▶ **Material shown**

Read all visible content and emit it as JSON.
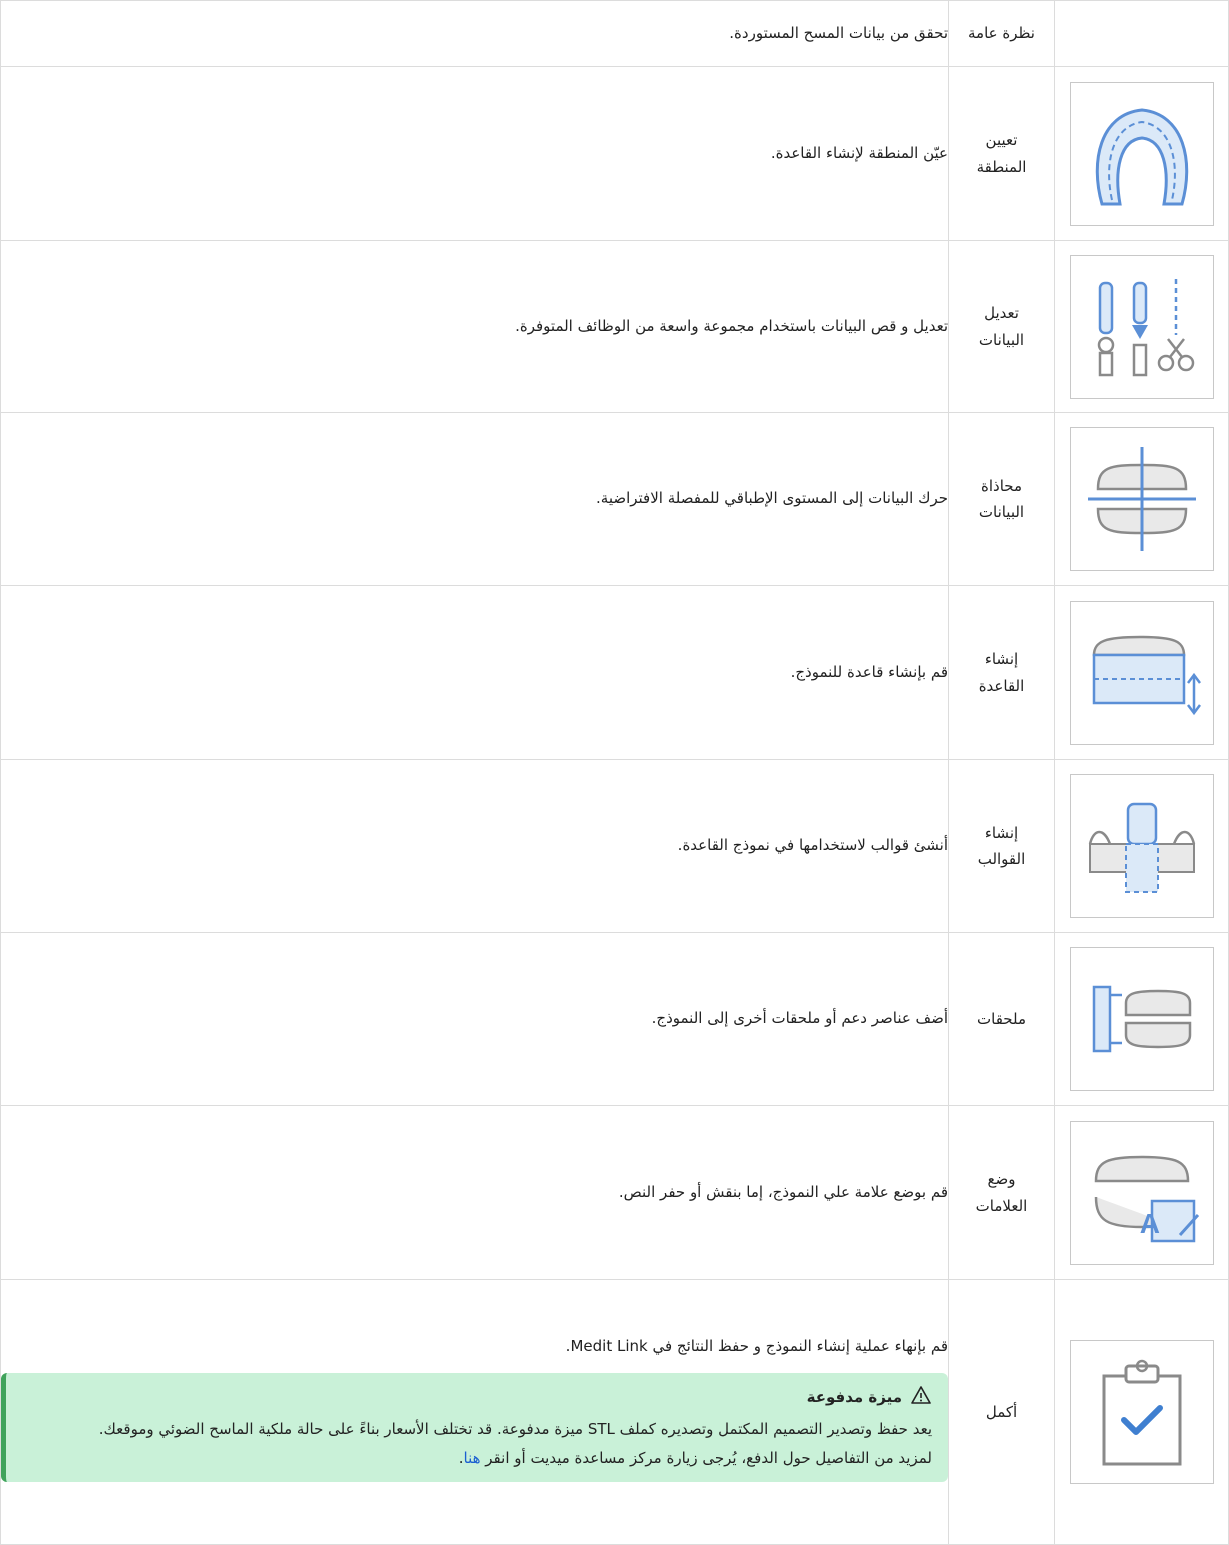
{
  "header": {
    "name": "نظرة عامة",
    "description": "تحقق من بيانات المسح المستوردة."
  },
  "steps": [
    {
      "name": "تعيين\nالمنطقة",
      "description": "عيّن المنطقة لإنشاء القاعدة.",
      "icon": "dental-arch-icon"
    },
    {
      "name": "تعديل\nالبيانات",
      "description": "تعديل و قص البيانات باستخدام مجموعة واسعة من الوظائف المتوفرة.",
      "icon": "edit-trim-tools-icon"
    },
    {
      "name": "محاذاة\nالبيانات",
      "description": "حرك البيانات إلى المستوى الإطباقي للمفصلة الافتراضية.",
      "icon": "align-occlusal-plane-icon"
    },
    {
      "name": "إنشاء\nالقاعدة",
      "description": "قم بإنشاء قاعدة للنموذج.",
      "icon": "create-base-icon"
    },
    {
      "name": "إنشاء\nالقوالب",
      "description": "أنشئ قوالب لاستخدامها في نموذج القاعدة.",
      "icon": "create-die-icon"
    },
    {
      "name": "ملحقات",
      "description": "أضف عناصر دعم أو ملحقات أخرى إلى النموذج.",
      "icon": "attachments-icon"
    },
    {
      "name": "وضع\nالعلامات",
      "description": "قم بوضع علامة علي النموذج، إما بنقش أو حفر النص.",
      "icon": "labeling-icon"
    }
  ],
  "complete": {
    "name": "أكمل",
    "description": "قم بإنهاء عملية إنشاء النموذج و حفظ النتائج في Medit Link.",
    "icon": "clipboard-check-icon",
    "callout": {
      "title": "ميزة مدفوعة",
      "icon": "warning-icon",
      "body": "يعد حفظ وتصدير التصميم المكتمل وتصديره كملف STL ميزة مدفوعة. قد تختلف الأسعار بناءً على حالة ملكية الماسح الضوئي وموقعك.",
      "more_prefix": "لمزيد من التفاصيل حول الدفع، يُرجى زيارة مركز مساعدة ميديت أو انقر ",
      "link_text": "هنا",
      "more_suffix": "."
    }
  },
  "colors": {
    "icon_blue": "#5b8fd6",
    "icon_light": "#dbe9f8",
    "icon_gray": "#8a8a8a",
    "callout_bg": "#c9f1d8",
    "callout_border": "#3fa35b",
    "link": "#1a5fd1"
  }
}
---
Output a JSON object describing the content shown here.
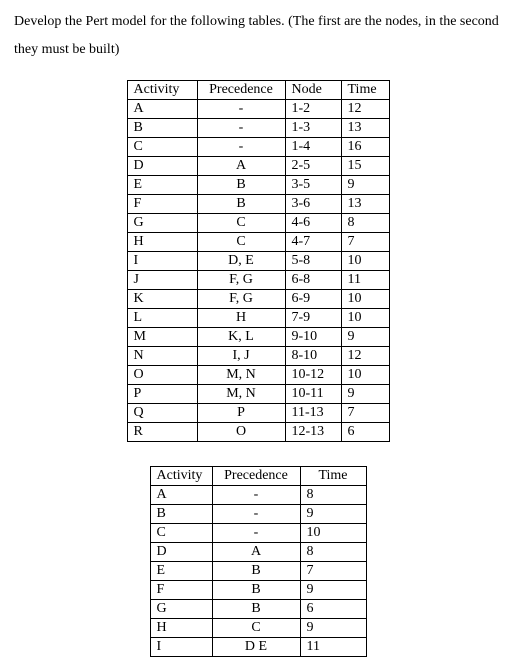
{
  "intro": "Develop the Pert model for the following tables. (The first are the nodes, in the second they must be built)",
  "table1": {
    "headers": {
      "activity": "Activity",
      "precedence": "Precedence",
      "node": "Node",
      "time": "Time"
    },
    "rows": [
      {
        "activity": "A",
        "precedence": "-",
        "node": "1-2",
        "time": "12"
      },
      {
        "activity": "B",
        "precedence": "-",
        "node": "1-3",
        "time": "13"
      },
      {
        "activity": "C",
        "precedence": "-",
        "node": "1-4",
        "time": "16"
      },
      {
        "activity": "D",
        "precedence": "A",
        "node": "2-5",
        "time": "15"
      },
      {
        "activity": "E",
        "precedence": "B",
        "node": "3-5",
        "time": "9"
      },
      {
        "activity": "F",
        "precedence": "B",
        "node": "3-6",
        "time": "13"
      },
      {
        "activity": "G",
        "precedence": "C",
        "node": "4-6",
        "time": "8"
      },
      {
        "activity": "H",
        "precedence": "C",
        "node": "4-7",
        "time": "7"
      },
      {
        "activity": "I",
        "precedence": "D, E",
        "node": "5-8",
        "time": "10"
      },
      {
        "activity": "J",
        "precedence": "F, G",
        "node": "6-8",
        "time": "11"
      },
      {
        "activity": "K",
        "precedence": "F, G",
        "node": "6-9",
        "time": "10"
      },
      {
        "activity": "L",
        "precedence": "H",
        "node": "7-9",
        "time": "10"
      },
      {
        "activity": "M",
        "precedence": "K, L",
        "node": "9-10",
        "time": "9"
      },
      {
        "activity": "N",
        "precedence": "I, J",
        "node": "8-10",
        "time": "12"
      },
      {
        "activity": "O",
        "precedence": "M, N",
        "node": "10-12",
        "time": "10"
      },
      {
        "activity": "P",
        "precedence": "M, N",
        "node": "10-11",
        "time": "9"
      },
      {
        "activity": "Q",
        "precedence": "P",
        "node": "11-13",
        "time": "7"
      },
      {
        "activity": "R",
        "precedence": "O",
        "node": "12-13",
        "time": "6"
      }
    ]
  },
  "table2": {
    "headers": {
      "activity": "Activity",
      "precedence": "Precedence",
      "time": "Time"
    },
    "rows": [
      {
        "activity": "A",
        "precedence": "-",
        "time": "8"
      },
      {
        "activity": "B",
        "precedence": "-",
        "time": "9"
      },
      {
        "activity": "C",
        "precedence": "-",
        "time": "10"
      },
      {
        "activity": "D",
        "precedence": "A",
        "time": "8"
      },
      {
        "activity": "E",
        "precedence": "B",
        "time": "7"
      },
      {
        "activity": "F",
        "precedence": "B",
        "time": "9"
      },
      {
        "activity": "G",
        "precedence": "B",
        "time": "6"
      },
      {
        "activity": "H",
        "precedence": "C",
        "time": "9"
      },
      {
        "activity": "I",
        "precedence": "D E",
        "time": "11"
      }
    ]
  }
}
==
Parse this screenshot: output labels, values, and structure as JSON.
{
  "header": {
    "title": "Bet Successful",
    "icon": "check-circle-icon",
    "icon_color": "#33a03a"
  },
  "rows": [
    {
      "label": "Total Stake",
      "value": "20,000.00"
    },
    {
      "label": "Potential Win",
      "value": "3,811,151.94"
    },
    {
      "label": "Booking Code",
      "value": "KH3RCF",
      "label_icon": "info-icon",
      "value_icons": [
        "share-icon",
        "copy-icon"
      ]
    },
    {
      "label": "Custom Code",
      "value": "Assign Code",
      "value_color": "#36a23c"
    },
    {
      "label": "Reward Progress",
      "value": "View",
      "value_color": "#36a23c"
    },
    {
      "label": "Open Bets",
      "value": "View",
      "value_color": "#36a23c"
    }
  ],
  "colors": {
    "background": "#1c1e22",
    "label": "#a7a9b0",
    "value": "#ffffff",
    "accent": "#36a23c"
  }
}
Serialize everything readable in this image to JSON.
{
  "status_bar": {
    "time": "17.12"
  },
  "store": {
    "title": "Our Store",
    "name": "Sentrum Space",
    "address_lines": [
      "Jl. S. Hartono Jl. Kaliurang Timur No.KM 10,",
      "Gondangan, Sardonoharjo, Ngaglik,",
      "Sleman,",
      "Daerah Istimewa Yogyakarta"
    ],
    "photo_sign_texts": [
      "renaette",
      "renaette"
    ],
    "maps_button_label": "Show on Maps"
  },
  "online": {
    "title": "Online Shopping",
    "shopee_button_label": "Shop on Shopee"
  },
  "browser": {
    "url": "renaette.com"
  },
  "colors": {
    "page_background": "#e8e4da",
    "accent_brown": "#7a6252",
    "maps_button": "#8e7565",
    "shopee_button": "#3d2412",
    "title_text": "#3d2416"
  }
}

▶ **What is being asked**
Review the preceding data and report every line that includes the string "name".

▶ **Solved exercise**
    "name": "نظرة عامة",
      "name": "تعيين\nالمنطقة",
      "name": "تعديل\nالبيانات",
      "name": "محاذاة\nالبيانات",
      "name": "إنشاء\nالقاعدة",
      "name": "إنشاء\nالقوالب",
      "name": "ملحقات",
      "name": "وضع\nالعلامات",
    "name": "أكمل",
    "name": "Sentrum Space",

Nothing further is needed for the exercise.